# Exercise
For this exercise, print all of the entries exactly as given.

# Dataset excerpts
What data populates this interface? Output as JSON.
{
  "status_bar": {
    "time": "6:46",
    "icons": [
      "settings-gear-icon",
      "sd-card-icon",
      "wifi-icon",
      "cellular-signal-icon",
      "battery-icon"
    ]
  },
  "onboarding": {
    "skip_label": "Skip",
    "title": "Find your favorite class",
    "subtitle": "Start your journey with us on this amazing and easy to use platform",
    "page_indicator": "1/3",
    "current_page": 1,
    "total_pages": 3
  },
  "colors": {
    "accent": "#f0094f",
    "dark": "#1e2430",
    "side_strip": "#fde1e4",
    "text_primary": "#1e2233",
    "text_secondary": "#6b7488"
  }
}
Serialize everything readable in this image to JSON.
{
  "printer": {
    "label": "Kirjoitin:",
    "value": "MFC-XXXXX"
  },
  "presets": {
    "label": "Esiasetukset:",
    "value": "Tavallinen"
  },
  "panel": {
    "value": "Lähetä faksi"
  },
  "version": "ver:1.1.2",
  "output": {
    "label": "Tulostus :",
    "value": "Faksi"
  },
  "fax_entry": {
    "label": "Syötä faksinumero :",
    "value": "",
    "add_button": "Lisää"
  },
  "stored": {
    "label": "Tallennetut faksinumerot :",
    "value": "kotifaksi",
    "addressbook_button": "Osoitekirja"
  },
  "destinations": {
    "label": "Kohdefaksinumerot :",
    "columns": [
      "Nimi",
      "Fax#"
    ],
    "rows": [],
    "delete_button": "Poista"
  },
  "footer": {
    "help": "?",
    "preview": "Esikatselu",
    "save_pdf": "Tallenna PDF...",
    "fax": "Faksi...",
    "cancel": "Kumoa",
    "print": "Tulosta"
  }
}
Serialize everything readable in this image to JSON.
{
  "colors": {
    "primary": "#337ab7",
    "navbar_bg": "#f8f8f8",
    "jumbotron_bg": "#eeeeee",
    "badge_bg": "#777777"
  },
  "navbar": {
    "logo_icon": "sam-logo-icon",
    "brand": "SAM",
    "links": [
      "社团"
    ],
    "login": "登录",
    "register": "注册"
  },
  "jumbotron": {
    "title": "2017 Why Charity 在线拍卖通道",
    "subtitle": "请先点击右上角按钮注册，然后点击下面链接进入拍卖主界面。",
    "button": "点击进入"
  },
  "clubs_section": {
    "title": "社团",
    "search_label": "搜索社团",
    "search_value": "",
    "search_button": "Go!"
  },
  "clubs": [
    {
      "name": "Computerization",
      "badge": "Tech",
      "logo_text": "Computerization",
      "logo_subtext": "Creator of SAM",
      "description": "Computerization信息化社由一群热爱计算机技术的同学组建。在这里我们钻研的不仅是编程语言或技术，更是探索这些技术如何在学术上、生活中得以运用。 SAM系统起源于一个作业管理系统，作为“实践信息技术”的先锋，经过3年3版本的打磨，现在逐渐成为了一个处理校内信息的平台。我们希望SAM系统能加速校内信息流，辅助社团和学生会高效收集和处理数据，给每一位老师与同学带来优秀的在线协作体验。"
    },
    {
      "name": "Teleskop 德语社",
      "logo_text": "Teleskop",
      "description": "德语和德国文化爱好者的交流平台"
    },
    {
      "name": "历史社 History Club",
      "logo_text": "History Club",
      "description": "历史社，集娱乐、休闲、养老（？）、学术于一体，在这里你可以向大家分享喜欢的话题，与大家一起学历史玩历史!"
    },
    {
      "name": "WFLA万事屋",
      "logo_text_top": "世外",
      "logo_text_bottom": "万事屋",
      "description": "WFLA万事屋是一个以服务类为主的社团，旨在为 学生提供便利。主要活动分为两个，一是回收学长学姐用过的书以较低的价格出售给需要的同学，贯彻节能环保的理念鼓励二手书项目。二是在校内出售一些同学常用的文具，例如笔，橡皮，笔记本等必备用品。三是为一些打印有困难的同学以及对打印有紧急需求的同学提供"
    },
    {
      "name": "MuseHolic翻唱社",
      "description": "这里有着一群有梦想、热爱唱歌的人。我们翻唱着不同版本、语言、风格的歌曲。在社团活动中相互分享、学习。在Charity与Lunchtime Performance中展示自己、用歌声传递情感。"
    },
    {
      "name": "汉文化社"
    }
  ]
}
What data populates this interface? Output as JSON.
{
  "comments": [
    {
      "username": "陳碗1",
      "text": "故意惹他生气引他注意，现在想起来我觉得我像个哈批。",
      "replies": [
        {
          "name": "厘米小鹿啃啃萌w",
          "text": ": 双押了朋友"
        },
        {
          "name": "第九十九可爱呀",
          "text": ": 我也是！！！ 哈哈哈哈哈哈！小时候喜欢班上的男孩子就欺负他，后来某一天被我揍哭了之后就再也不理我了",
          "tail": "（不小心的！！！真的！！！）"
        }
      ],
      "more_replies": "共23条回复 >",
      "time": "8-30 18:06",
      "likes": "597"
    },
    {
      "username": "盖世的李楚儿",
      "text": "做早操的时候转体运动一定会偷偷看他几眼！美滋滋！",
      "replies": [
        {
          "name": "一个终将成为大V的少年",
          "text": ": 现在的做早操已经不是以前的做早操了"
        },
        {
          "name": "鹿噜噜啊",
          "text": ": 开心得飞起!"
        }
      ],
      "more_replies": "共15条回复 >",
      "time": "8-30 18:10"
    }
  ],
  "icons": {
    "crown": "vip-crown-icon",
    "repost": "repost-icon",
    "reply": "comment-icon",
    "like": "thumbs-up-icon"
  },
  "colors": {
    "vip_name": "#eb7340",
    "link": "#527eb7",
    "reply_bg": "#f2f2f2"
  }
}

# Final answer
What data populates this interface? Output as JSON.
{
  "status_bar": {
    "time": "6:46",
    "icons": [
      "settings-gear-icon",
      "sd-card-icon",
      "wifi-icon",
      "cellular-signal-icon",
      "battery-icon"
    ]
  },
  "onboarding": {
    "skip_label": "Skip",
    "title": "Find your favorite class",
    "subtitle": "Start your journey with us on this amazing and easy to use platform",
    "page_indicator": "1/3",
    "current_page": 1,
    "total_pages": 3
  },
  "colors": {
    "accent": "#f0094f",
    "dark": "#1e2430",
    "side_strip": "#fde1e4",
    "text_primary": "#1e2233",
    "text_secondary": "#6b7488"
  }
}
Serialize everything readable in this image to JSON.
{
  "printer": {
    "label": "Kirjoitin:",
    "value": "MFC-XXXXX"
  },
  "presets": {
    "label": "Esiasetukset:",
    "value": "Tavallinen"
  },
  "panel": {
    "value": "Lähetä faksi"
  },
  "version": "ver:1.1.2",
  "output": {
    "label": "Tulostus :",
    "value": "Faksi"
  },
  "fax_entry": {
    "label": "Syötä faksinumero :",
    "value": "",
    "add_button": "Lisää"
  },
  "stored": {
    "label": "Tallennetut faksinumerot :",
    "value": "kotifaksi",
    "addressbook_button": "Osoitekirja"
  },
  "destinations": {
    "label": "Kohdefaksinumerot :",
    "columns": [
      "Nimi",
      "Fax#"
    ],
    "rows": [],
    "delete_button": "Poista"
  },
  "footer": {
    "help": "?",
    "preview": "Esikatselu",
    "save_pdf": "Tallenna PDF...",
    "fax": "Faksi...",
    "cancel": "Kumoa",
    "print": "Tulosta"
  }
}
Serialize everything readable in this image to JSON.
{
  "colors": {
    "primary": "#337ab7",
    "navbar_bg": "#f8f8f8",
    "jumbotron_bg": "#eeeeee",
    "badge_bg": "#777777"
  },
  "navbar": {
    "logo_icon": "sam-logo-icon",
    "brand": "SAM",
    "links": [
      "社团"
    ],
    "login": "登录",
    "register": "注册"
  },
  "jumbotron": {
    "title": "2017 Why Charity 在线拍卖通道",
    "subtitle": "请先点击右上角按钮注册，然后点击下面链接进入拍卖主界面。",
    "button": "点击进入"
  },
  "clubs_section": {
    "title": "社团",
    "search_label": "搜索社团",
    "search_value": "",
    "search_button": "Go!"
  },
  "clubs": [
    {
      "name": "Computerization",
      "badge": "Tech",
      "logo_text": "Computerization",
      "logo_subtext": "Creator of SAM",
      "description": "Computerization信息化社由一群热爱计算机技术的同学组建。在这里我们钻研的不仅是编程语言或技术，更是探索这些技术如何在学术上、生活中得以运用。 SAM系统起源于一个作业管理系统，作为“实践信息技术”的先锋，经过3年3版本的打磨，现在逐渐成为了一个处理校内信息的平台。我们希望SAM系统能加速校内信息流，辅助社团和学生会高效收集和处理数据，给每一位老师与同学带来优秀的在线协作体验。"
    },
    {
      "name": "Teleskop 德语社",
      "logo_text": "Teleskop",
      "description": "德语和德国文化爱好者的交流平台"
    },
    {
      "name": "历史社 History Club",
      "logo_text": "History Club",
      "description": "历史社，集娱乐、休闲、养老（？）、学术于一体，在这里你可以向大家分享喜欢的话题，与大家一起学历史玩历史!"
    },
    {
      "name": "WFLA万事屋",
      "logo_text_top": "世外",
      "logo_text_bottom": "万事屋",
      "description": "WFLA万事屋是一个以服务类为主的社团，旨在为 学生提供便利。主要活动分为两个，一是回收学长学姐用过的书以较低的价格出售给需要的同学，贯彻节能环保的理念鼓励二手书项目。二是在校内出售一些同学常用的文具，例如笔，橡皮，笔记本等必备用品。三是为一些打印有困难的同学以及对打印有紧急需求的同学提供"
    },
    {
      "name": "MuseHolic翻唱社",
      "description": "这里有着一群有梦想、热爱唱歌的人。我们翻唱着不同版本、语言、风格的歌曲。在社团活动中相互分享、学习。在Charity与Lunchtime Performance中展示自己、用歌声传递情感。"
    },
    {
      "name": "汉文化社"
    }
  ]
}
What data populates this interface? Output as JSON.
{
  "comments": [
    {
      "username": "陳碗1",
      "text": "故意惹他生气引他注意，现在想起来我觉得我像个哈批。",
      "replies": [
        {
          "name": "厘米小鹿啃啃萌w",
          "text": ": 双押了朋友"
        },
        {
          "name": "第九十九可爱呀",
          "text": ": 我也是！！！ 哈哈哈哈哈哈！小时候喜欢班上的男孩子就欺负他，后来某一天被我揍哭了之后就再也不理我了",
          "tail": "（不小心的！！！真的！！！）"
        }
      ],
      "more_replies": "共23条回复 >",
      "time": "8-30 18:06",
      "likes": "597"
    },
    {
      "username": "盖世的李楚儿",
      "text": "做早操的时候转体运动一定会偷偷看他几眼！美滋滋！",
      "replies": [
        {
          "name": "一个终将成为大V的少年",
          "text": ": 现在的做早操已经不是以前的做早操了"
        },
        {
          "name": "鹿噜噜啊",
          "text": ": 开心得飞起!"
        }
      ],
      "more_replies": "共15条回复 >",
      "time": "8-30 18:10"
    }
  ],
  "icons": {
    "crown": "vip-crown-icon",
    "repost": "repost-icon",
    "reply": "comment-icon",
    "like": "thumbs-up-icon"
  },
  "colors": {
    "vip_name": "#eb7340",
    "link": "#527eb7",
    "reply_bg": "#f2f2f2"
  }
}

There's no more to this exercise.